** TASK BRIEF **
In the listing, determine how many lines contain "user". The reply is that number alone.

** EXTRACTED MATERIAL **
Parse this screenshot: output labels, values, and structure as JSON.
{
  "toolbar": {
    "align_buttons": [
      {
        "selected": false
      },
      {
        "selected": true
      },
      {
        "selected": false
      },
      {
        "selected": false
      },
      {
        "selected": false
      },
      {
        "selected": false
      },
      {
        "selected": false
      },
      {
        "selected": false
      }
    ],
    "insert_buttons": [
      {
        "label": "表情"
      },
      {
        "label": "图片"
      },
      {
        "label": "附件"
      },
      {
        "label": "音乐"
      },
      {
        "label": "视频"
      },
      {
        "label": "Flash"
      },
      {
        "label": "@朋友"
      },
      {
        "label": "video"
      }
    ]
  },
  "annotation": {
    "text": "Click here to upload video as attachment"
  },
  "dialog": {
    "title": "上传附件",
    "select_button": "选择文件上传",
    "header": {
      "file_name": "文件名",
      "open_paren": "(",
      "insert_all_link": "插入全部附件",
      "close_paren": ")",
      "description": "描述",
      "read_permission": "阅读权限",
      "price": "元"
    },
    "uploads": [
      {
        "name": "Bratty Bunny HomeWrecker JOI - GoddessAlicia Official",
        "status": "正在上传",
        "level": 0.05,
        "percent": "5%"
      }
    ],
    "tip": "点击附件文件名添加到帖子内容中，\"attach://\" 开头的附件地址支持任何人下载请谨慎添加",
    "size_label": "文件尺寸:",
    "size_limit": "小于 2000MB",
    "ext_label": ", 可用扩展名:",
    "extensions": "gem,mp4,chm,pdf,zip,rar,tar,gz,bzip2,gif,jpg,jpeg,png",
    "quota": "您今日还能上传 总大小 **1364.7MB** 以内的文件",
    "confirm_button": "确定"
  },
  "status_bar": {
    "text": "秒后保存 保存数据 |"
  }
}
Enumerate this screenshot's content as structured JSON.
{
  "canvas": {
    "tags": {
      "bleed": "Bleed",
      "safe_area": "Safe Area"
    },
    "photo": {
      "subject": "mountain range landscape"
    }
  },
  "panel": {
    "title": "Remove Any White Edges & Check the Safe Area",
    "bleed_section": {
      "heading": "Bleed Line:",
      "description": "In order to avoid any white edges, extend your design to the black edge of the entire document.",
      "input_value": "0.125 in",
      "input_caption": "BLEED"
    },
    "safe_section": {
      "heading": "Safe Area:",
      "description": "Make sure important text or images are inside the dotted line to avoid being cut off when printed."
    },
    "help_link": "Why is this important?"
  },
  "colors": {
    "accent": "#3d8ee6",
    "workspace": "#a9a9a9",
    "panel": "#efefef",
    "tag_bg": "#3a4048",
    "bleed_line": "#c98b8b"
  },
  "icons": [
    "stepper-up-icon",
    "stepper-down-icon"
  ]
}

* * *

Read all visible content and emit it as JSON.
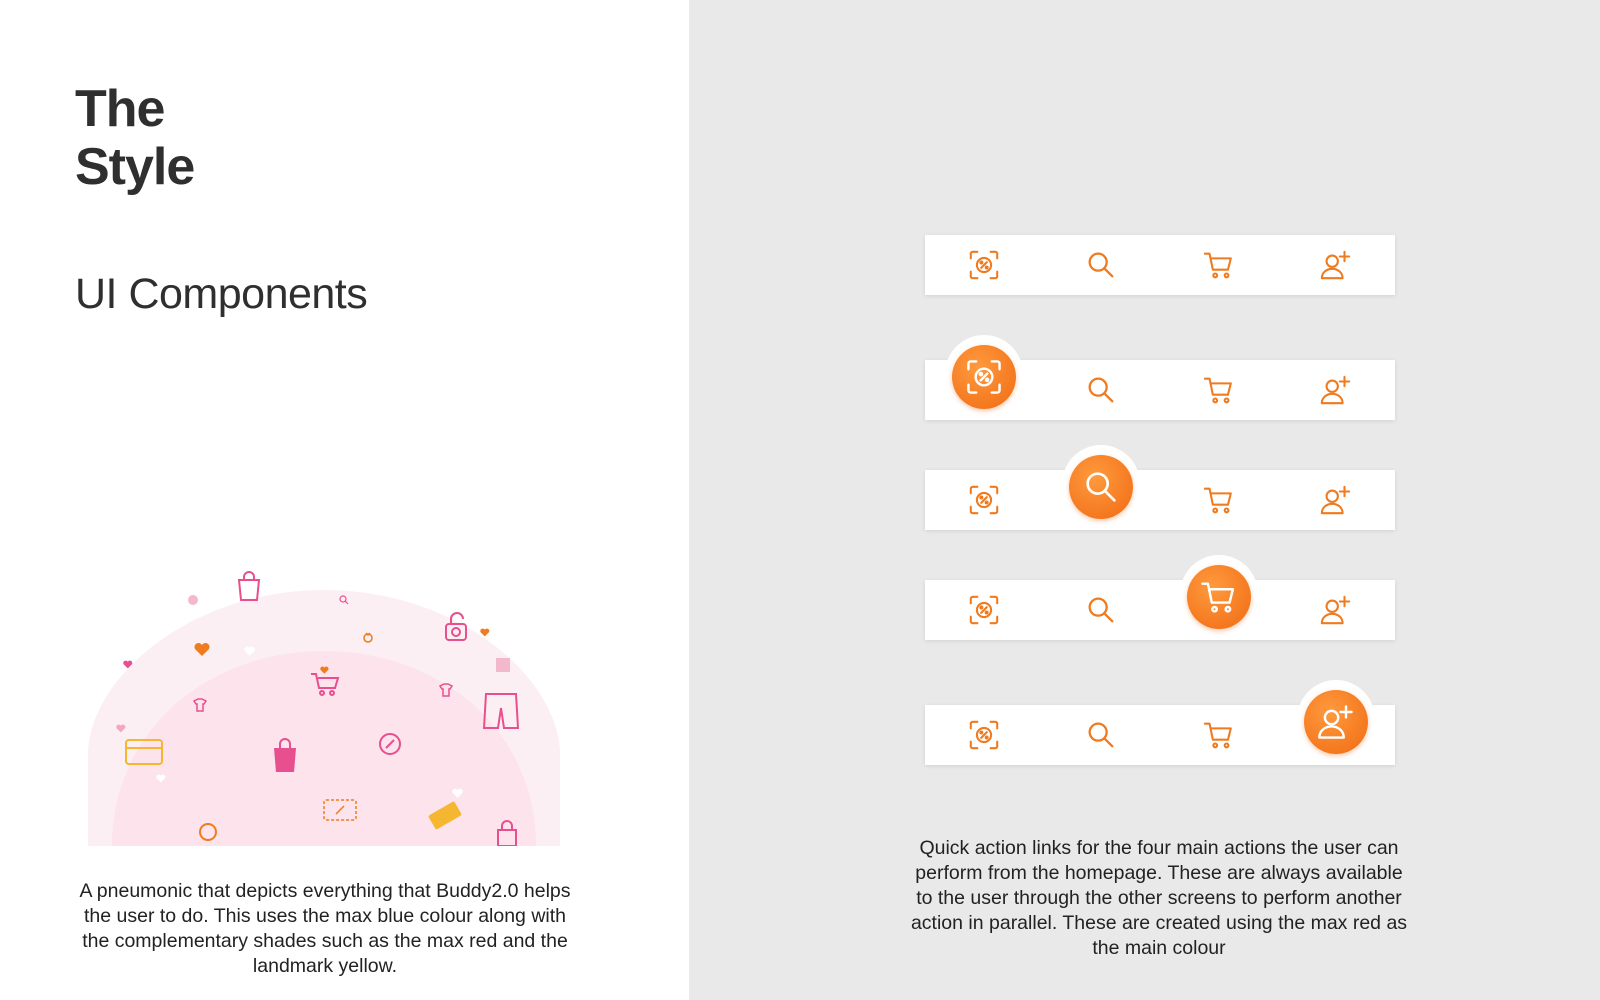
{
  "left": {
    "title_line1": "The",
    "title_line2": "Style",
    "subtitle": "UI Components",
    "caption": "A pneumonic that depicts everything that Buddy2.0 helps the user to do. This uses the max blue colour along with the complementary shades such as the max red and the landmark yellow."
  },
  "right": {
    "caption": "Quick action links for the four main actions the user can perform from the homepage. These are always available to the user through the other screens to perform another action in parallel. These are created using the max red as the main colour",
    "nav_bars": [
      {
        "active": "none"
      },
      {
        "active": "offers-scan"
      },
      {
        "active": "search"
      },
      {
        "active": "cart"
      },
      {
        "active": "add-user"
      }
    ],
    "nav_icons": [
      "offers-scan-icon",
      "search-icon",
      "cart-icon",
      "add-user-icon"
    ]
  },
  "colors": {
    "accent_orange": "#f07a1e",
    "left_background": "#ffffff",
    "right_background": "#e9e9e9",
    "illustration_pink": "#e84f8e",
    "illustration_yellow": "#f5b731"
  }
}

** EXPECTED OUTPUT **
4